Support 100 years of independent journalism.

  1. Politics
19 September 2007

A humane solution to immigration?

Lib Dem home affairs spokesman Nick Clegg explains his party's new policy on immigration saying he's

By Nick Clegg

On Tuesday, the Liberal Democrat conference passed a radical new immigration policy which will give us the policy tools to address this increasingly salient political issue.

Our party is refusing to be cowed into silence on immigration – instead we will vocally promote the benefits that immigration can bring, whilst arguing for the need for it to be sensibly managed. This requires a number of changes in the way the government works.

There is a clear need for our borders to be effectively controlled. Gordon Brown belatedly acknowledged the case for a fully integrated border force before the summer break – yet he failed to include police powers in the new force, raising the risk that it will be little more than a ‘border force lite’.

A rigorously policed border is surely preferable to the government’s strategy of imposing stringent controls on all of us through the intrusive use of ID cards.

The government must also address the administrative incompetence of the existing system which has led to erratic decisions, woeful delays in paperwork and inhumane outcomes as individuals are sent from pillar to post for months and sometimes years on end.

Sign up for The New Statesman’s newsletters Tick the boxes of the newsletters you would like to receive. Quick and essential guide to domestic and global politics from the New Statesman's politics team. The New Statesman’s global affairs newsletter, every Monday and Friday. The best of the New Statesman, delivered to your inbox every weekday morning. The New Statesman’s weekly environment email on the politics, business and culture of the climate and nature crises - in your inbox every Thursday. A handy, three-minute glance at the week ahead in companies, markets, regulation and investment, landing in your inbox every Monday morning. Our weekly culture newsletter – from books and art to pop culture and memes – sent every Friday. A weekly round-up of some of the best articles featured in the most recent issue of the New Statesman, sent each Saturday. A newsletter showcasing the finest writing from the ideas section and the NS archive, covering political ideas, philosophy, criticism and intellectual history - sent every Wednesday. Sign up to receive information regarding NS events, subscription offers & product updates.

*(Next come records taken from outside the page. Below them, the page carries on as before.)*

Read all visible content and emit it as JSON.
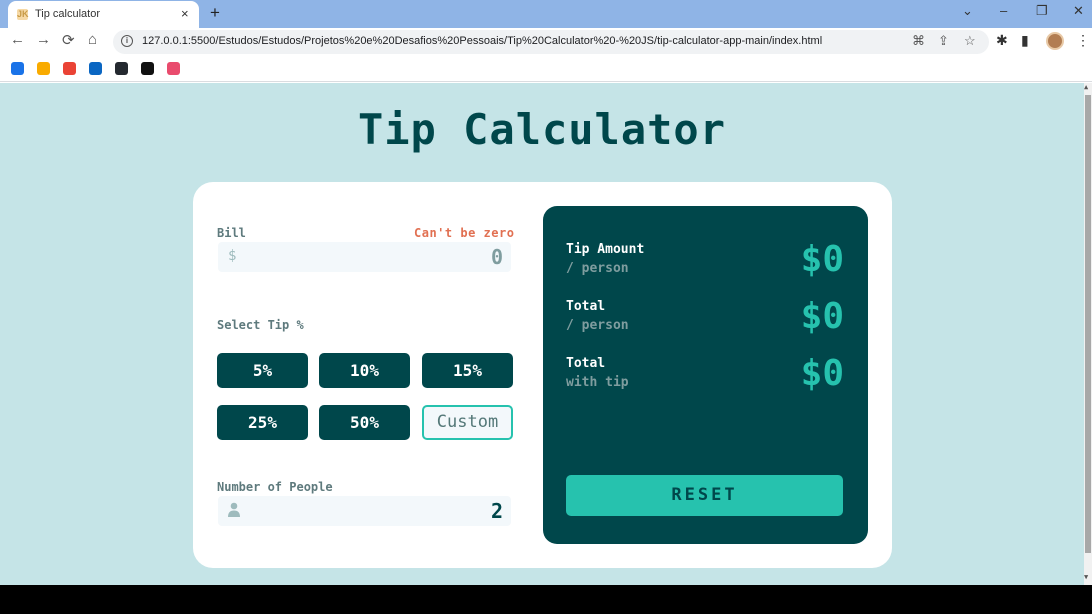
{
  "browser": {
    "tab_title": "Tip calculator",
    "tab_favicon": "JK",
    "new_tab": "+",
    "tab_close": "×",
    "url": "127.0.0.1:5500/Estudos/Estudos/Projetos%20e%20Desafios%20Pessoais/Tip%20Calculator%20-%20JS/tip-calculator-app-main/index.html",
    "window": {
      "minimize": "–",
      "restore": "❐",
      "close": "✕",
      "tab_search": "⌄"
    },
    "nav": {
      "back": "←",
      "forward": "→",
      "reload": "⟳",
      "home": "⌂"
    },
    "bookmarks": [
      {
        "name": "edge",
        "color": "#1a73e8"
      },
      {
        "name": "google-drive",
        "color": "#f9ab00"
      },
      {
        "name": "gmail",
        "color": "#ea4335"
      },
      {
        "name": "linkedin",
        "color": "#0a66c2"
      },
      {
        "name": "github",
        "color": "#24292f"
      },
      {
        "name": "medium",
        "color": "#111111"
      },
      {
        "name": "extension",
        "color": "#e94b6d"
      }
    ]
  },
  "app": {
    "title": "Tip Calculator",
    "bill": {
      "label": "Bill",
      "error": "Can't be zero",
      "icon": "$",
      "value": "0"
    },
    "tip": {
      "label": "Select Tip %",
      "options": [
        "5%",
        "10%",
        "15%",
        "25%",
        "50%"
      ],
      "custom_placeholder": "Custom"
    },
    "people": {
      "label": "Number of People",
      "icon": "person-icon",
      "value": "2"
    },
    "results": {
      "tip_amount": {
        "label": "Tip Amount",
        "sub": "/ person",
        "value": "$0"
      },
      "total_person": {
        "label": "Total",
        "sub": "/ person",
        "value": "$0"
      },
      "total_tip": {
        "label": "Total",
        "sub": "with tip",
        "value": "$0"
      },
      "reset": "RESET"
    },
    "colors": {
      "dark": "#00474b",
      "accent": "#26c2ae",
      "background": "#c5e4e7",
      "error": "#e17052"
    }
  }
}
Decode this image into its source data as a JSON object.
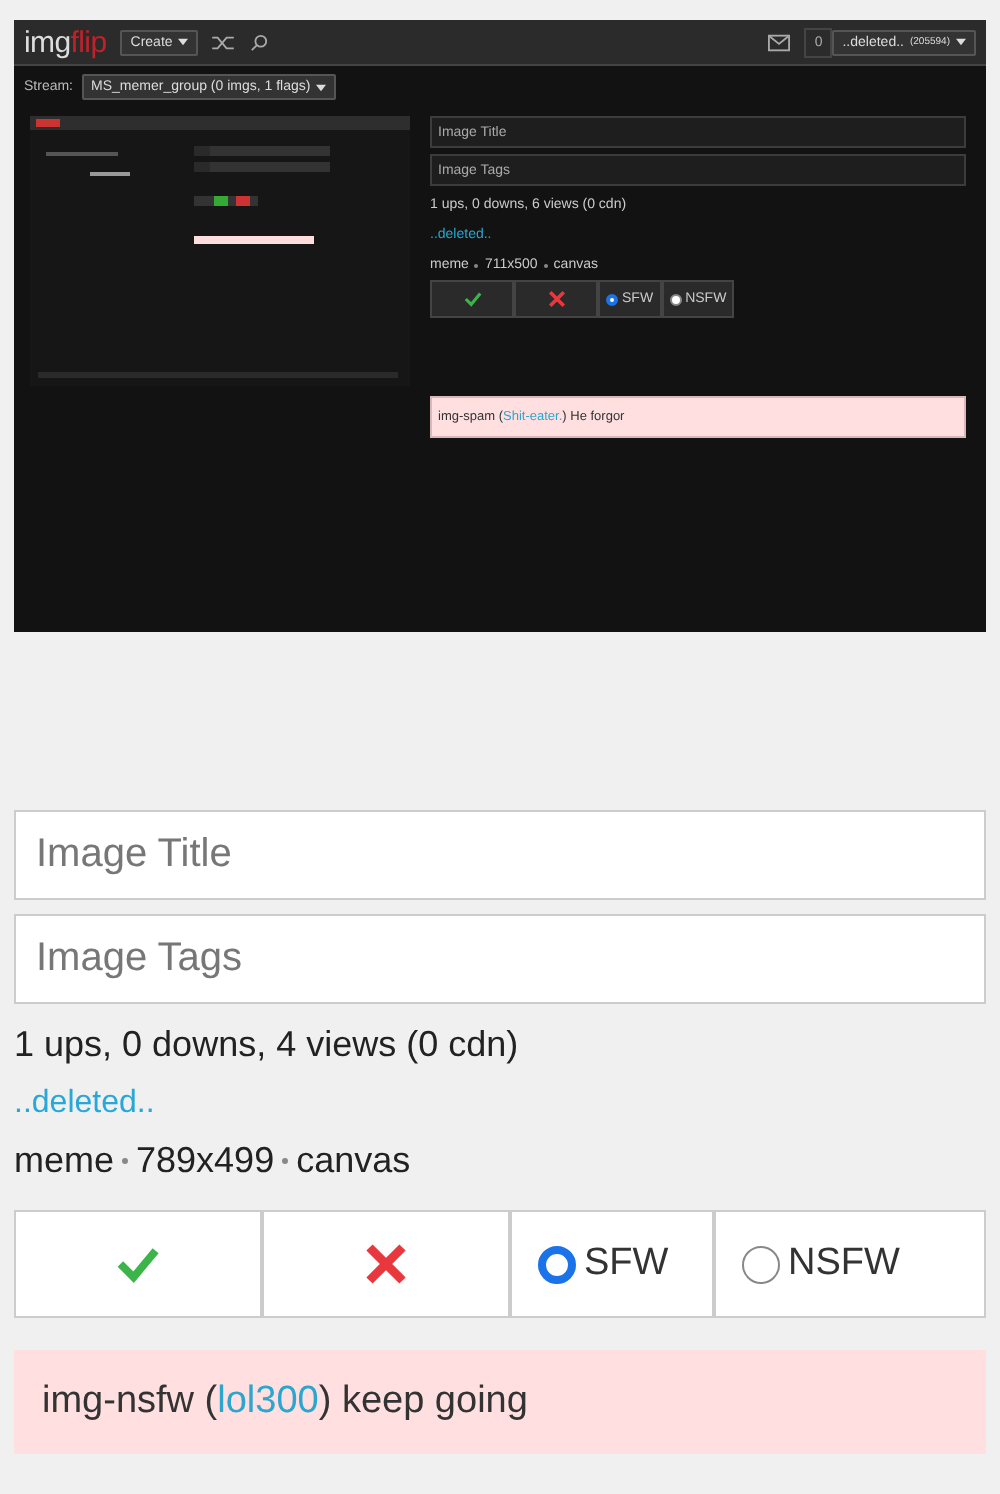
{
  "embedded_screenshot": {
    "header": {
      "logo": [
        "img",
        "flip"
      ],
      "create_button": "Create",
      "notification_count": "0",
      "user_menu": "..deleted..",
      "user_points": "(205594)"
    },
    "stream": {
      "label": "Stream:",
      "dropdown": "MS_memer_group (0 imgs, 1 flags)"
    },
    "title_field": {
      "placeholder": "Image Title"
    },
    "tags_field": {
      "placeholder": "Image Tags"
    },
    "stats": "1 ups, 0 downs, 6 views (0 cdn)",
    "author": "..deleted..",
    "meta": [
      "meme",
      "711x500",
      "canvas"
    ],
    "actions": [
      {
        "kind": "approve"
      },
      {
        "kind": "reject"
      }
    ],
    "rating": [
      {
        "label": "SFW",
        "selected": true
      },
      {
        "label": "NSFW",
        "selected": false
      }
    ],
    "flag": {
      "before": "img-spam (",
      "user": "Shit-eater.",
      "after": ") He forgor"
    }
  },
  "main": {
    "title_field": {
      "placeholder": "Image Title"
    },
    "tags_field": {
      "placeholder": "Image Tags"
    },
    "stats": "1 ups, 0 downs, 4 views (0 cdn)",
    "author": "..deleted..",
    "meta": [
      "meme",
      "789x499",
      "canvas"
    ],
    "actions": [
      {
        "kind": "approve"
      },
      {
        "kind": "reject"
      }
    ],
    "rating": [
      {
        "label": "SFW",
        "selected": true
      },
      {
        "label": "NSFW",
        "selected": false
      }
    ],
    "flag": {
      "before": "img-nsfw (",
      "user": "lol300",
      "after": ") keep going"
    }
  }
}
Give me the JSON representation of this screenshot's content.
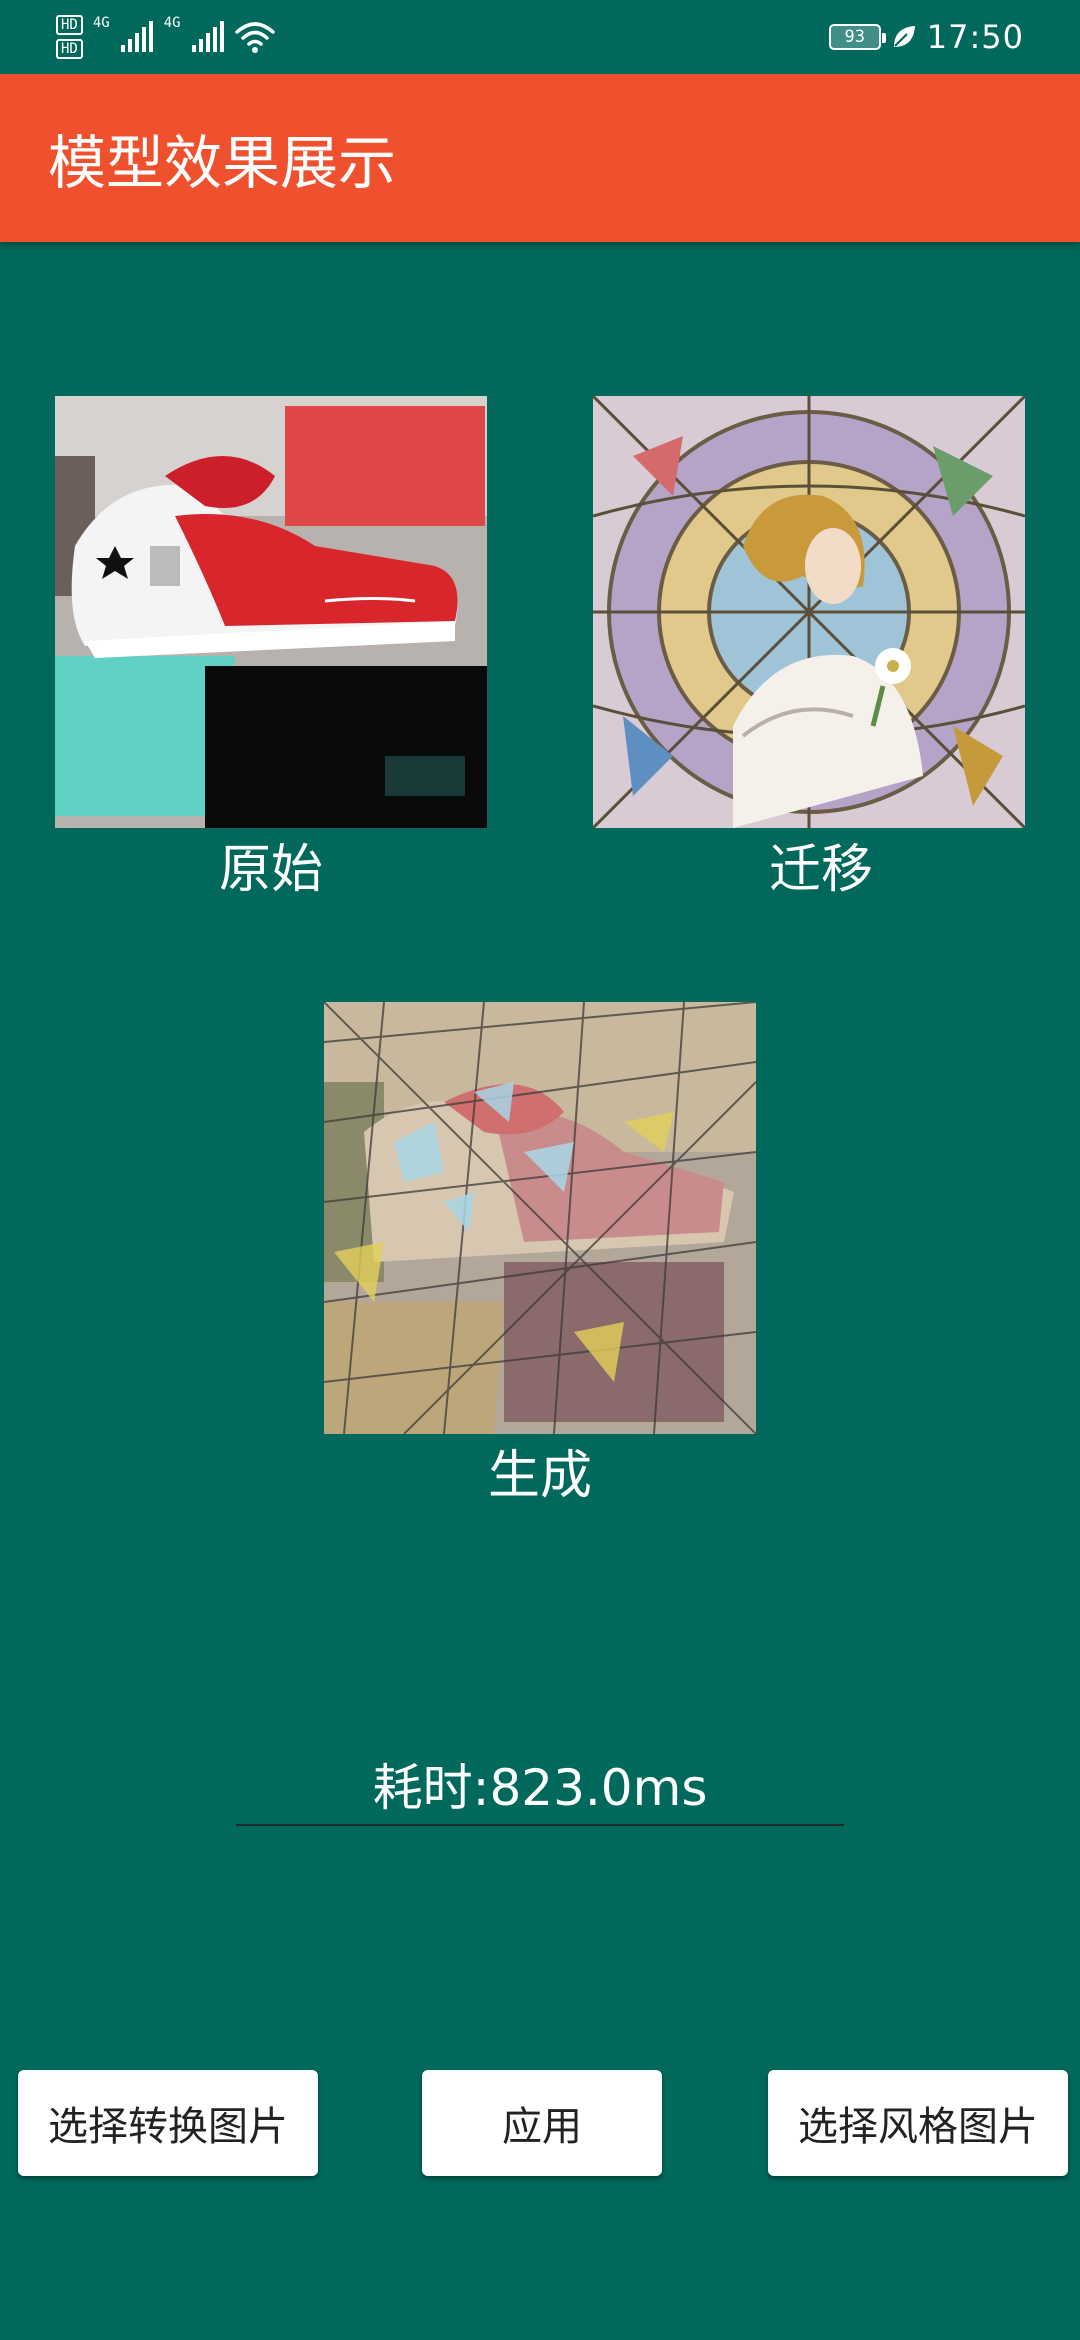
{
  "status_bar": {
    "hd_1": "HD",
    "hd_2": "HD",
    "net_1": "4G",
    "net_2": "4G",
    "battery": "93",
    "time": "17:50"
  },
  "app_bar": {
    "title": "模型效果展示"
  },
  "images": {
    "original_caption": "原始",
    "style_caption": "迁移",
    "result_caption": "生成"
  },
  "elapsed": {
    "text": "耗时:823.0ms"
  },
  "buttons": {
    "select_content": "选择转换图片",
    "apply": "应用",
    "select_style": "选择风格图片"
  },
  "colors": {
    "background": "#00695c",
    "app_bar": "#ef512e",
    "button": "#ffffff"
  }
}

Equally, there is also a clear need to plan for the effects of large-scale immigration. The slow and centralised allocation of money to local authorities, and the inaccuracy of official statistics, have failed to keep up with the demands made on local services by immigration.

Content from our partners
How do we secure the hybrid office?
How materials innovation can help achieve net zero and level-up the UK
Fantastic mental well-being strategies and where to find them

We must be more proactive in advocating integration, and ensuring immigrants can speak English is key to this. Government policy is all over the shop. Cutting public funding for English-language classes, when language barriers remain the biggest impediments to integration, is self-defeating. Immigrants that are able to speak English are both better able to stand up for themselves and to contribute more fully to community life.

Significantly, building on the pioneering work of the Stranger into Citizens campaign the Liberal Democrats are also proposing an earned route to citizenship for irregular migrants. We would set stringent criteria – this is not a blanket amnesty – namely that the applicant should have lived in the UK for many years; should have a clean criminal record; and should show a long-term commitment to the UK. The applicant would be subject to a public interest test and an English language and civics test, and would be required to pay a charge.

Deporting 600,000 people – as suggested by both the Tories and Labour – at vast expense is simply not a practical option. Academic studies show the cost of each deportation to average £11,000. Bringing such people in from the twilight world of exploitation and oppression and into our society is both humane and in our national interest.

We live in an age in which 191 million people live outside the country in which they were born. British politics needs a political party to offer serious and realistic proposals to deal with this global world. The Liberal Democrats are that party.